It’s our Bandcamp Picks of the Week, featuring the prog metal delights of Countless Skies and the distinctive power pop of KUNG-FU GIRL!
Countless Skies – GLOW
Genre: Melodic Death Metal, Progressive Metal
Favorite Tracks: “Moon,” “Glow – Part 2: Awakening”
Look, I like Opeth, especially their work pre-WATERSHED, but sometimes I don’t have the patience for 13-minute long suites or Mikael Åkerfeldt’s objectively proficient cleans that nevertheless leave me dry. Enter Countless Skies, a British four-piece entering the crowded space of melodic death metal that aims to be both brooding and euphoric. It’s a difficult line to walk; while their debut record NEW DAWN suffered from tinny production and too many chug-a-chug passages, their latest GLOW showcases a more refined, expensive, layered sound to capitalize on NEW DAWN’s potential. It might give you the same palette as Opeth in half the time, but it never feels like something is missing as GLOW squeezes finger-picked intervals, blast-beats, and huge crescendos into a seven song, 44-minute run-time.
GLOW doesn’t do much new: “Glow Part 1: Resolution” and its whistely mellotrons, clanging acoustics, and knotted bluesy rhythms feel ripped from DAMNATION. The most noticeable aspect are the operatic Devin Townsend-esque cleans, which along with huge choral vocals and symphonic elements like the standing bass, harps, and cellos, create a more progressive sound than the debut. More suited to a power metal band like Powerwolf, the histrionic tenor would normally irritate me, yet is somehow the perfect match for the band’s bi-polar melodeath emotions, and it’s impossible not to get swept in the huge surge of “Summit” or “Tempest.” The arranged elements are well-integrated, the transitions feel natural, and rest assured it still delivers blistering guitar work over blast-beats and demonic growls as effectively as the high key luminous riffing, violins, and operatic cleans. If you don’t mind unoriginality when it sounds this epic and well-composed, be sure to check out GLOW here. [Blake Michelle]
KUNG-FU GIRL – SUNSET PARK
Genre: Power Pop, Garage Pop, Indie Pop
Favorite Tracks: “Little evil,” “rabuka,” and “Popping out”
As a rule, I don’t do much when I’m stoned but eat cheetos and watch TikToks; it just feels safer that way, and I’m not likely to watch or listen to something that demands my utmost respect and attention. But then I broke that rule recently by listening to KUNG-FU GIRL’S latest album, and maybe I should abandon my totally square commitment to music listening.
The 11-track SUNSET PARK is, regardless of my sobriety, a generally great garage pop album.

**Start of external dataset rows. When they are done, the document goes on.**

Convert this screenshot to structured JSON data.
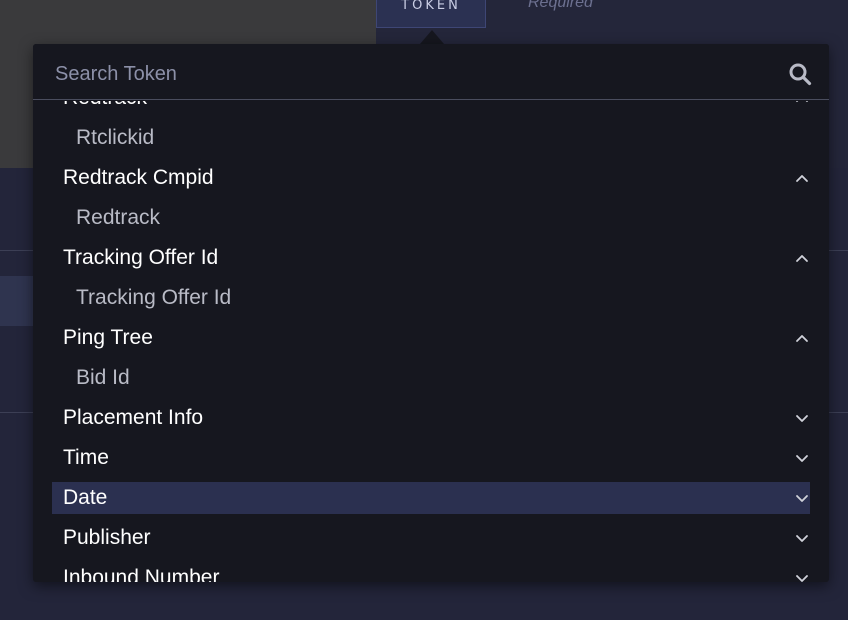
{
  "background": {
    "token_tab_label": "TOKEN",
    "required_label": "Required"
  },
  "search": {
    "placeholder": "Search Token",
    "value": ""
  },
  "groups": [
    {
      "label": "Redtrack",
      "expanded": true,
      "children": [
        "Rtclickid"
      ]
    },
    {
      "label": "Redtrack Cmpid",
      "expanded": true,
      "children": [
        "Redtrack"
      ]
    },
    {
      "label": "Tracking Offer Id",
      "expanded": true,
      "children": [
        "Tracking Offer Id"
      ]
    },
    {
      "label": "Ping Tree",
      "expanded": true,
      "children": [
        "Bid Id"
      ]
    },
    {
      "label": "Placement Info",
      "expanded": false,
      "children": []
    },
    {
      "label": "Time",
      "expanded": false,
      "children": []
    },
    {
      "label": "Date",
      "expanded": false,
      "highlighted": true,
      "children": []
    },
    {
      "label": "Publisher",
      "expanded": false,
      "children": []
    },
    {
      "label": "Inbound Number",
      "expanded": false,
      "children": []
    }
  ],
  "colors": {
    "accent_highlight": "#2b3050",
    "dropdown_bg": "#16171f",
    "text_primary": "#ffffff",
    "text_secondary": "#b9bbc6"
  },
  "icons": {
    "search": "search-icon",
    "expanded": "chevron-up-icon",
    "collapsed": "chevron-down-icon"
  }
}
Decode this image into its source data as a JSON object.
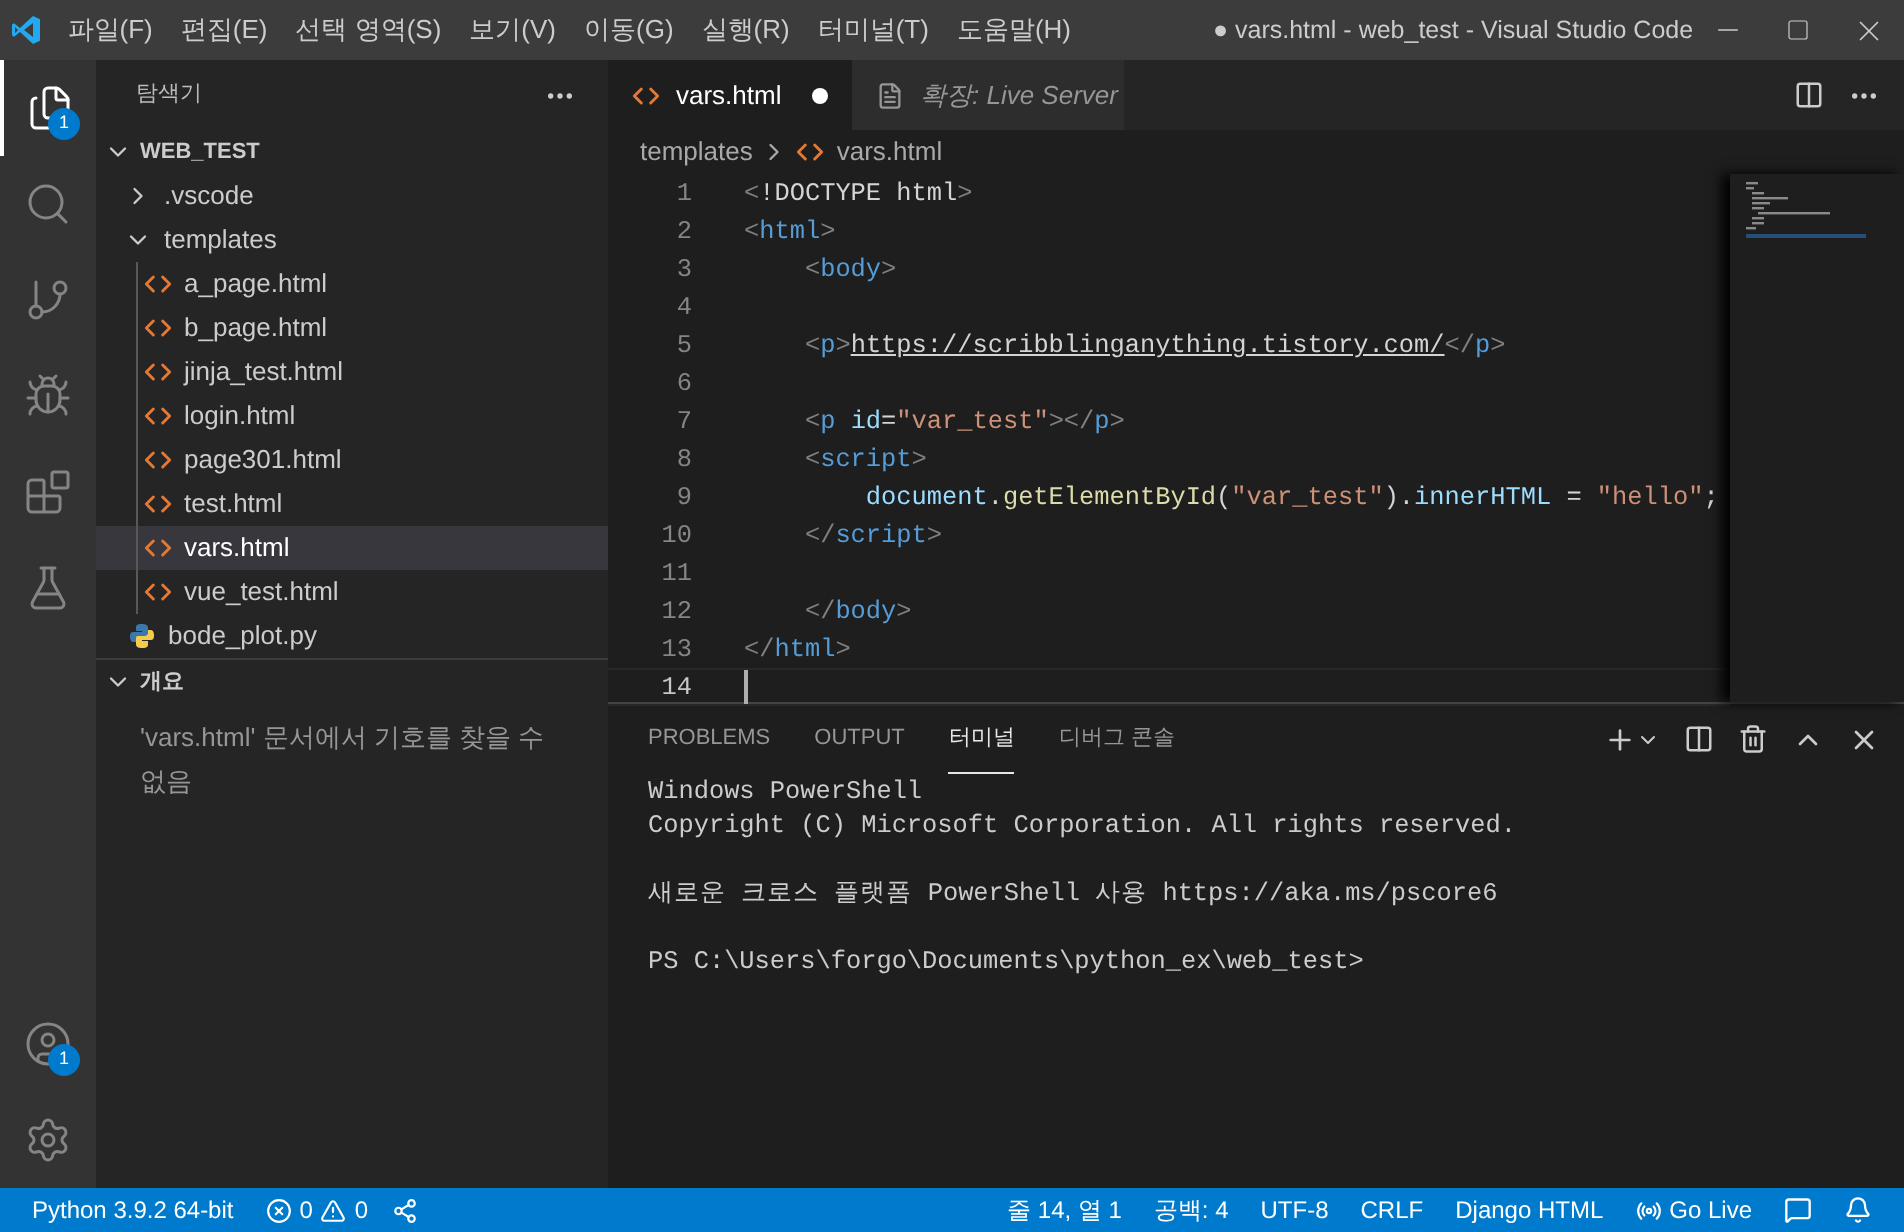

While under the influence of the Devil’s Lettuce, I thought songs like “Ghost girl friend” and “Little evil” were the most rip-roaring punk songs ever written, but even in the cold light of day, it’s frills-free, super fun punk that’s done with the kind of earnest, aw-shucks vibes of a band who genuinely loves playing together. And there are songs I replayed that only improved afterward. “rabuka” is super catchy, with its power-pop hooks and breezy energy, and feels like the best version of the band. I think it proves, without turning this into some anti-drug campaign, that this kind of music is perfectly fun if seen as “disposable” (like when the listener’s high). But there’s some nuance and subtlety here that makes it more than the musical equivalent of ice cream wrapped in Fruit Roll-Ups.
You could lump this band in with Shonen Knife, Kemuri, and The Pillows—all straightforward rockers, heavy on hooks, great vibes, and endless pep. However, there’s definitely bits across SUNSET PARK that demonstrate that the band’s more than that, or even demanding of other categorization. “The sun also rises” isn’t some psych rock gem, but it does have some subtle hints that make it feel more robust than their pop-rock tendencies. “Pet my head” feels like more of a power pop sugar rush, but it’s structured in a way musically that shows some heft and depth that’s not always apparent across other tracks. The same mostly goes for “Popping out:” it’s a grand ol’ finale, and one where you get that sugary sonic explosion with lots of gentle layers. It’s not always apparent, but this is a record that sings the brightest when given the time and chance to unfold in a very whimsical way.
I think if I never returned to this record post-smokeout, I’d still love it (sort of like how I once loved dipping a lollipop in chocolate cake). But coming back to it, SUNSET PARK isn’t just this tasty piece of rock ‘n’ roll nougat layered with pop, psych, and indie folk, it’s something that presents the best version of that and invites the listener to dig deeper. Depending on your efforts, you may find something that resonates with more robust emotions, or which feels more deliberate and thoughtful than its bright exteriors. It’s a record that hits home, however far away you may be (metaphorically) floating. Listen now over on Bandcamp. [Chris Coplan]